[Items from an interface collection]
▶

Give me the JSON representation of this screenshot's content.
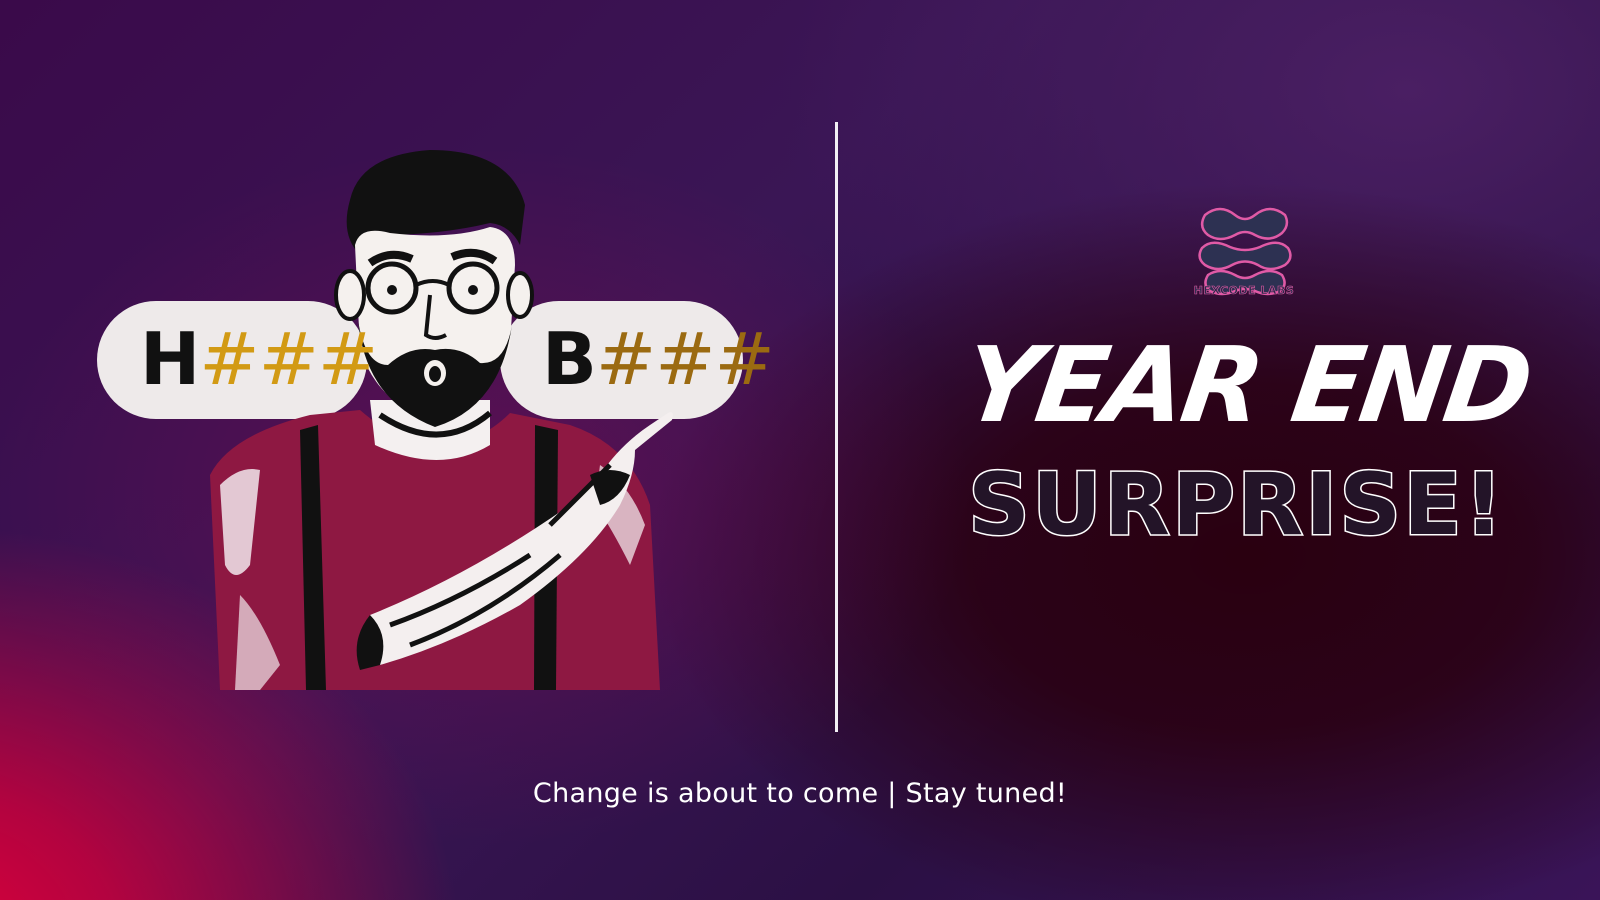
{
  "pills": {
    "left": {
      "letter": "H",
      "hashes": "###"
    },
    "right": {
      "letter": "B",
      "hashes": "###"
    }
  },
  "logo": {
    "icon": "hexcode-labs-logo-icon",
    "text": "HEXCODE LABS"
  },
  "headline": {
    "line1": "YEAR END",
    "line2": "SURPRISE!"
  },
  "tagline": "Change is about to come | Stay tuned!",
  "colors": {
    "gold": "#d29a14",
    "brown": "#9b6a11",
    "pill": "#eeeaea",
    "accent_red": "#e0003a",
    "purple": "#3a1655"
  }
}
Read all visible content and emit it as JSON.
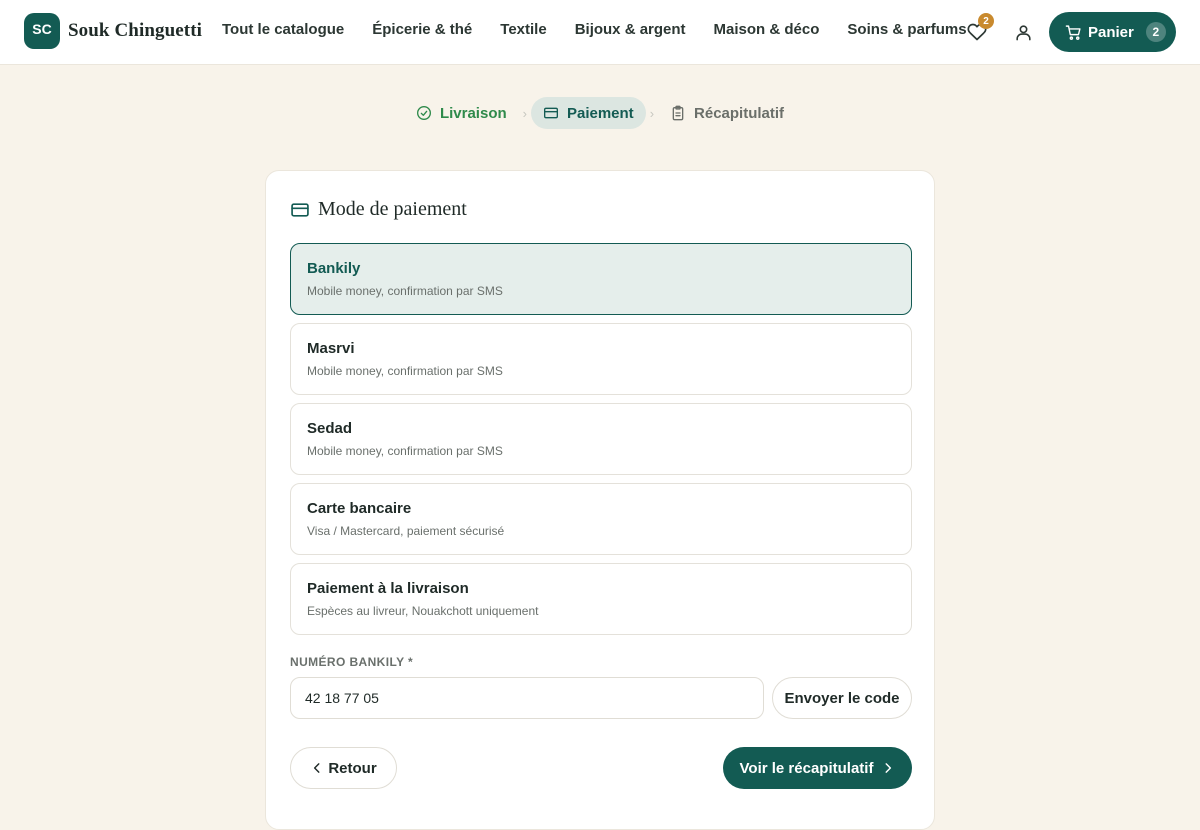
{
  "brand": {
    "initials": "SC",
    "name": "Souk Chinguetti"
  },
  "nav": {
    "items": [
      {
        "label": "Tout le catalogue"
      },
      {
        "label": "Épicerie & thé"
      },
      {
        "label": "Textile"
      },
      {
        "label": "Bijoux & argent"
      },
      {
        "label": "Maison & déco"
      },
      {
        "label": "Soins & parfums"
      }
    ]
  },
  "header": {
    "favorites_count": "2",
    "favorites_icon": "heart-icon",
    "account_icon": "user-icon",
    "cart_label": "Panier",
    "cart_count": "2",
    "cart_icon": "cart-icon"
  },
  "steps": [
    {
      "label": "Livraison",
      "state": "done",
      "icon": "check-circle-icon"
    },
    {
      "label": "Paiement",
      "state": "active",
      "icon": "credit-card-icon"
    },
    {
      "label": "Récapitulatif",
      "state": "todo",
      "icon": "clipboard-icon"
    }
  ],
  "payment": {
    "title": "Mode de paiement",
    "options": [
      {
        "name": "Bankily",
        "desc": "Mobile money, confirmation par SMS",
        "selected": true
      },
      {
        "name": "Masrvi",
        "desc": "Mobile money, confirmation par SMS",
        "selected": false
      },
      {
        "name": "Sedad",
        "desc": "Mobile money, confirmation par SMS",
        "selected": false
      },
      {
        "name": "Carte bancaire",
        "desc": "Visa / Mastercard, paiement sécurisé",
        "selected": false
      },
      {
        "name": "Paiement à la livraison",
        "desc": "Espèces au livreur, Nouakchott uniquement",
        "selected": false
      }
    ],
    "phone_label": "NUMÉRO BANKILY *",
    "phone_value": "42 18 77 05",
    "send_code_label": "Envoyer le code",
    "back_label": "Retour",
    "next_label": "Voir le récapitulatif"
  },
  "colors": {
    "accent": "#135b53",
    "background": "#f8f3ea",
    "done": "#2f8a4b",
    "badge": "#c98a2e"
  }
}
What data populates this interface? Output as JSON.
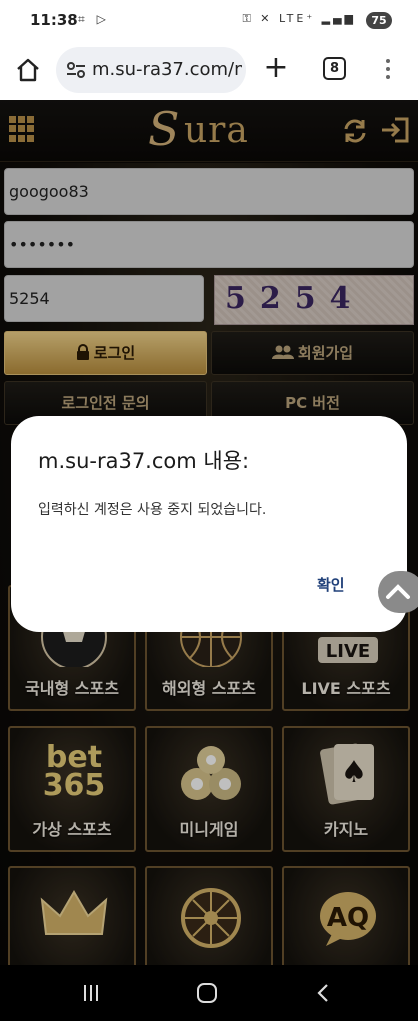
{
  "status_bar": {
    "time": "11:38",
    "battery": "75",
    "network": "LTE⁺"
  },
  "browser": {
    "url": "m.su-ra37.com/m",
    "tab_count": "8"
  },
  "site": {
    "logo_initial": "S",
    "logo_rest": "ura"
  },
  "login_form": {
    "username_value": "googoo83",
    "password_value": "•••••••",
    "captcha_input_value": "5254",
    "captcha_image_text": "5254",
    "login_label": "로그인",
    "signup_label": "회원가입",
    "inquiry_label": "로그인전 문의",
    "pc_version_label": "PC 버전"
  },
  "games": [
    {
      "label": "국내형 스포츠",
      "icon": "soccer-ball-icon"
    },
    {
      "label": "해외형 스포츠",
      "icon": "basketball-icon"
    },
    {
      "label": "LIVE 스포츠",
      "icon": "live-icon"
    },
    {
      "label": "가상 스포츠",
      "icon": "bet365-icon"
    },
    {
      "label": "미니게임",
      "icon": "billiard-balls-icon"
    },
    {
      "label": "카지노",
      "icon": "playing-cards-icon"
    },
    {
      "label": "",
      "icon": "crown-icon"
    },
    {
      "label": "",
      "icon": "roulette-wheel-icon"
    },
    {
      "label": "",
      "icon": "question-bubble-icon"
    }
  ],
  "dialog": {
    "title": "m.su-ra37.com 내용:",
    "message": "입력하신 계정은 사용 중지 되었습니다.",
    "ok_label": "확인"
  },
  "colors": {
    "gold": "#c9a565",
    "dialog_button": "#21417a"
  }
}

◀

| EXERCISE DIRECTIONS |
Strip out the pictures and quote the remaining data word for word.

| RESULT OF THE TASK |
Give me the JSON representation of this screenshot's content.
{
  "pills": {
    "left": {
      "letter": "H",
      "hashes": "###"
    },
    "right": {
      "letter": "B",
      "hashes": "###"
    }
  },
  "logo": {
    "icon": "hexcode-labs-logo-icon",
    "text": "HEXCODE LABS"
  },
  "headline": {
    "line1": "YEAR END",
    "line2": "SURPRISE!"
  },
  "tagline": "Change is about to come | Stay tuned!",
  "colors": {
    "gold": "#d29a14",
    "brown": "#9b6a11",
    "pill": "#eeeaea",
    "accent_red": "#e0003a",
    "purple": "#3a1655"
  }
}
Read all visible content and emit it as JSON.
{
  "brand": {
    "initials": "SC",
    "name": "Souk Chinguetti"
  },
  "nav": {
    "items": [
      {
        "label": "Tout le catalogue"
      },
      {
        "label": "Épicerie & thé"
      },
      {
        "label": "Textile"
      },
      {
        "label": "Bijoux & argent"
      },
      {
        "label": "Maison & déco"
      },
      {
        "label": "Soins & parfums"
      }
    ]
  },
  "header": {
    "favorites_count": "2",
    "favorites_icon": "heart-icon",
    "account_icon": "user-icon",
    "cart_label": "Panier",
    "cart_count": "2",
    "cart_icon": "cart-icon"
  },
  "steps": [
    {
      "label": "Livraison",
      "state": "done",
      "icon": "check-circle-icon"
    },
    {
      "label": "Paiement",
      "state": "active",
      "icon": "credit-card-icon"
    },
    {
      "label": "Récapitulatif",
      "state": "todo",
      "icon": "clipboard-icon"
    }
  ],
  "payment": {
    "title": "Mode de paiement",
    "options": [
      {
        "name": "Bankily",
        "desc": "Mobile money, confirmation par SMS",
        "selected": true
      },
      {
        "name": "Masrvi",
        "desc": "Mobile money, confirmation par SMS",
        "selected": false
      },
      {
        "name": "Sedad",
        "desc": "Mobile money, confirmation par SMS",
        "selected": false
      },
      {
        "name": "Carte bancaire",
        "desc": "Visa / Mastercard, paiement sécurisé",
        "selected": false
      },
      {
        "name": "Paiement à la livraison",
        "desc": "Espèces au livreur, Nouakchott uniquement",
        "selected": false
      }
    ],
    "phone_label": "NUMÉRO BANKILY *",
    "phone_value": "42 18 77 05",
    "send_code_label": "Envoyer le code",
    "back_label": "Retour",
    "next_label": "Voir le récapitulatif"
  },
  "colors": {
    "accent": "#135b53",
    "background": "#f8f3ea",
    "done": "#2f8a4b",
    "badge": "#c98a2e"
  }
}
What data populates this interface? Output as JSON.
{
  "status_bar": {
    "time": "11:38",
    "battery": "75",
    "network": "LTE⁺"
  },
  "browser": {
    "url": "m.su-ra37.com/m",
    "tab_count": "8"
  },
  "site": {
    "logo_initial": "S",
    "logo_rest": "ura"
  },
  "login_form": {
    "username_value": "googoo83",
    "password_value": "•••••••",
    "captcha_input_value": "5254",
    "captcha_image_text": "5254",
    "login_label": "로그인",
    "signup_label": "회원가입",
    "inquiry_label": "로그인전 문의",
    "pc_version_label": "PC 버전"
  },
  "games": [
    {
      "label": "국내형 스포츠",
      "icon": "soccer-ball-icon"
    },
    {
      "label": "해외형 스포츠",
      "icon": "basketball-icon"
    },
    {
      "label": "LIVE 스포츠",
      "icon": "live-icon"
    },
    {
      "label": "가상 스포츠",
      "icon": "bet365-icon"
    },
    {
      "label": "미니게임",
      "icon": "billiard-balls-icon"
    },
    {
      "label": "카지노",
      "icon": "playing-cards-icon"
    },
    {
      "label": "",
      "icon": "crown-icon"
    },
    {
      "label": "",
      "icon": "roulette-wheel-icon"
    },
    {
      "label": "",
      "icon": "question-bubble-icon"
    }
  ],
  "dialog": {
    "title": "m.su-ra37.com 내용:",
    "message": "입력하신 계정은 사용 중지 되었습니다.",
    "ok_label": "확인"
  },
  "colors": {
    "gold": "#c9a565",
    "dialog_button": "#21417a"
  }
}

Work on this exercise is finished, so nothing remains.